Four decades after his murder, John Lennon's music and message remains relevant
In this April 18, 1972 file photo, John Lennon and his wife, Yoko Ono, leave a U.S. Immigration hearing in New York City. (AP Photo, FIle)
MONTREAL -- 40 years ago, almost to the day, illustrious singer-songwriter John Lennon was shot dead in New York City, leaving behind a generation that had followed him since his days with the Beatles.
Lennon passed away on December 8, 1980, but his music and influence on society are still very much alive today and transcend all generations.
"There are always covers you see in advertisements, like Nike who used the song 'Revolution'. It is clear that it is something in the music and some of the messages, that has important resonances today." said UQAM history professor Greg Robinson. "There are classic references and he's someone who joined the immortals in that sense."
According to music columnist Philippe Rezzonico, several artists these days have been inspired by The Beatles and Lennon.
"Oasis, it's clear that they are the direct heirs of the Beatles... Their musical influence is still felt, sometimes very obviously, sometimes more in the background. They clearly marked several generations," he said.
The singer Maude Carrier along with her father Gilles Carrier, has put on John Lennon tribute concert shows in Quebec libraries for 10 years.
They will put on a show virtually on Dec. 8 at la bibliotheque de Quebec (BANQ) in Montreal.
She said the longevity of Lennon's work is first of all its "human and tormented" side.
"We will all go through big questions in life, and I have the impression that he had the art of putting his finger on it, of not censoring himself in his way of writing," said Maude Carrier.
At the time of his assassination, Lennon had just restarted his solo career.
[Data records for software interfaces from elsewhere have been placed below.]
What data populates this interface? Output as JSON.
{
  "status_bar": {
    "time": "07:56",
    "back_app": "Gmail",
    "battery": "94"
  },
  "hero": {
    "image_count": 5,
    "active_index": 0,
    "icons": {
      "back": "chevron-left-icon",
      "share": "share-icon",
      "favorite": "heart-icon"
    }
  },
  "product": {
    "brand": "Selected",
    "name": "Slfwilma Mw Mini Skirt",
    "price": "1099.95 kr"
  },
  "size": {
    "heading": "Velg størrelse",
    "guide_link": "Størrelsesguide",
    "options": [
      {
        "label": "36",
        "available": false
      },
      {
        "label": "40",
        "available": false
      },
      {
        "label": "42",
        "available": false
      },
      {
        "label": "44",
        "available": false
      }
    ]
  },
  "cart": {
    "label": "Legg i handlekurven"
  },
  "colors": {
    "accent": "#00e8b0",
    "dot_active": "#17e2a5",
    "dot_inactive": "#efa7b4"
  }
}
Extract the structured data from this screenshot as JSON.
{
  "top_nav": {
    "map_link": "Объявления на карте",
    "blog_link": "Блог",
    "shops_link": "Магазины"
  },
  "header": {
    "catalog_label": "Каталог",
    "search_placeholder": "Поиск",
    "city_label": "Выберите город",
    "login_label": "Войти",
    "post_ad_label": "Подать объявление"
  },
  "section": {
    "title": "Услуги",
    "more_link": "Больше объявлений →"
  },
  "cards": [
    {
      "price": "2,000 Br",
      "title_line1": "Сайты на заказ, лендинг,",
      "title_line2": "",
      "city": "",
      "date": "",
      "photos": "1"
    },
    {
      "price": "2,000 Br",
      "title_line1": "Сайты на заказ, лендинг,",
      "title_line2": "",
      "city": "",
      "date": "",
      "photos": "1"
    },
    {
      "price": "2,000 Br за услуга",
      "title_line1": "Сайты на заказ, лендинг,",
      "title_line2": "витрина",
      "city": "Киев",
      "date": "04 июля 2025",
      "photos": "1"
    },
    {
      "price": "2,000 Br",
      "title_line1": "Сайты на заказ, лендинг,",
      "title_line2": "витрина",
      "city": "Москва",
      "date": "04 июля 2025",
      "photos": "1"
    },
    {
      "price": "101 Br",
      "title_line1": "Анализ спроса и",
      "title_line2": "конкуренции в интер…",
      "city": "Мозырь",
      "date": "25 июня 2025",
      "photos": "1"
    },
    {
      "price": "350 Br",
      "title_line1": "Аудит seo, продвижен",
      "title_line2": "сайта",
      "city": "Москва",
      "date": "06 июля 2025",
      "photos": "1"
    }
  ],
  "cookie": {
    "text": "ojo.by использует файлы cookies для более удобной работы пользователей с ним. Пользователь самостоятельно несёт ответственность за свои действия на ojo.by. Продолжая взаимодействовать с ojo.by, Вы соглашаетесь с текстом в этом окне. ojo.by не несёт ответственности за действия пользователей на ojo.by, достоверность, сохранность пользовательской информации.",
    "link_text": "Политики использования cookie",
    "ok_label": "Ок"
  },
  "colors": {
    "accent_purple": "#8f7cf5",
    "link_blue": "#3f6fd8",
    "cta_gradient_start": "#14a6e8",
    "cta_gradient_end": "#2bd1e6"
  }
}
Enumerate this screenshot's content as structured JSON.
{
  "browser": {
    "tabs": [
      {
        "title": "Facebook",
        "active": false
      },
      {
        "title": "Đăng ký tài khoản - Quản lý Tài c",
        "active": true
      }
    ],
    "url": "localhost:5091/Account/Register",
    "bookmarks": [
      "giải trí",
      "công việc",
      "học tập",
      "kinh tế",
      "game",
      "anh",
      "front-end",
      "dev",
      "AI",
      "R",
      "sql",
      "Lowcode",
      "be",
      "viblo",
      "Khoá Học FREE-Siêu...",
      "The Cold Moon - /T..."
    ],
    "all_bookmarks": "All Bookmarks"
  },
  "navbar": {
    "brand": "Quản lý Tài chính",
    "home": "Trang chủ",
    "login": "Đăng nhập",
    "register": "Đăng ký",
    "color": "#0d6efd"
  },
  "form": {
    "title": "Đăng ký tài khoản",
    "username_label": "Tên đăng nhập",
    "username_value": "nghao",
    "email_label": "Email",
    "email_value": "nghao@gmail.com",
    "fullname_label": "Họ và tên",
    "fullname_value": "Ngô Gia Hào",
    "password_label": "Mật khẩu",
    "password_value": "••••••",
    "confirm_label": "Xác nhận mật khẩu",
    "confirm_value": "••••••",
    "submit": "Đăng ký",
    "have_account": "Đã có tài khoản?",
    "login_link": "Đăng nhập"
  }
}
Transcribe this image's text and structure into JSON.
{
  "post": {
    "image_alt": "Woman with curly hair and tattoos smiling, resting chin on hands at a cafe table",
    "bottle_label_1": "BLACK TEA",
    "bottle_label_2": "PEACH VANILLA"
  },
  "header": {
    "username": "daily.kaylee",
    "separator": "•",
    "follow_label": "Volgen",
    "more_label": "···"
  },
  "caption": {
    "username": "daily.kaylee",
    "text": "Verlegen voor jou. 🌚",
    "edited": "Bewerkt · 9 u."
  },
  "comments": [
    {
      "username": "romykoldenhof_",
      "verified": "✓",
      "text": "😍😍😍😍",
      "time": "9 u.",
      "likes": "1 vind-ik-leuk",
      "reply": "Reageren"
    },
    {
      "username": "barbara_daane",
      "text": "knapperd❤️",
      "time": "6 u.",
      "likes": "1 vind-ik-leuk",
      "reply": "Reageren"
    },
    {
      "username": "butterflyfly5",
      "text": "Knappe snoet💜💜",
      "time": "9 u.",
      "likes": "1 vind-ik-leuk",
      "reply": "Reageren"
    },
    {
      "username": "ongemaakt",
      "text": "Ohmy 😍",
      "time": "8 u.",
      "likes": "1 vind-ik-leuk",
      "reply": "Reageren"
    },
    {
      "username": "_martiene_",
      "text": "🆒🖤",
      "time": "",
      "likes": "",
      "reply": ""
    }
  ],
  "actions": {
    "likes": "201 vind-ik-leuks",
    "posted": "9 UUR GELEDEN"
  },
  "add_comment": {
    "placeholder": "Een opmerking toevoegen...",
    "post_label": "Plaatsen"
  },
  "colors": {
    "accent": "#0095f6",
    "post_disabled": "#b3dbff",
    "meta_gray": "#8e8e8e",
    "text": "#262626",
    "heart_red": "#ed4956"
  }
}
A few hours before his death, he signed his new album "Double Fantasy" for his murderer, Mark David Chapman.
In the early 1970s, after the Beatles broke up, Lennon released other albums, including the seminal "Imagine" in 1971.
Could Lennon have surpassed his influence in the Beatles during his solo career?
According to Robinson, both works are important.
Lennon rose to fame with The Beatles, but it was really as a solo artist that he managed to be himself and express his ideas, he argued.
Towards the end of The Beatles, the artist had started to explore other themes and different musical styles that he would deepen as a solo artist, with the help of his muse and partner, Yoko Ono.
For Rezzonico, Lennon's richest work lies first and foremost in The Beatles.
"The common heritage will always be superior to the individual heritage," he said.
However, he acknowledges that Lennon's song "Imagine" is particularly striking, not least because it is a hymn to peace.
The musical columnist also wonders what the artist could have accomplished later in his life if he had pursued his career.
"Just think of the quality of (David) Bowie's last two albums, the quality of just about everything (Bob) Dylan has done in the last 20 years, the quality of (Bruce) Springsteen's recent album. .. In light of what other greats have done, it is clear that we missed something particularly interesting," he said.
INFLUENCE ON SOCIETY
If Lennon distinguished himself in the history of music, he also left his mark on society.
For example, his famous round glasses, and Sergeant Pepper's costumes have become fashion icons, said Robinson.
And of course, we are still talking about his message of peace, exemplified in the song "Give Peace a Chance," which Lennon and Ono sang on the bed of Montreal's Queen Elizabeth Hotel in 1969.
"He said he was on his honeymoon with Yoko Ono and he knew very well that he was going to be covered a lot by the press, so they had decided to use the publicity for the cause of peace," said Robinson.
Lennon's message also survives through his widow, Yoko Ono, who regularly speaks in defence of world peace.
"I really think that now, 99% of the world is really for world peace. There's an incredible awareness about wanting peace in the world. And only the 1% is being disruptive. So that 1% has a lot of power to disrupt. But I think that in the end, we're going to survive," Ono wrote on Twitter Nov. 24.
-- this report by The Canadian Press was first published Dec. 6, 2020.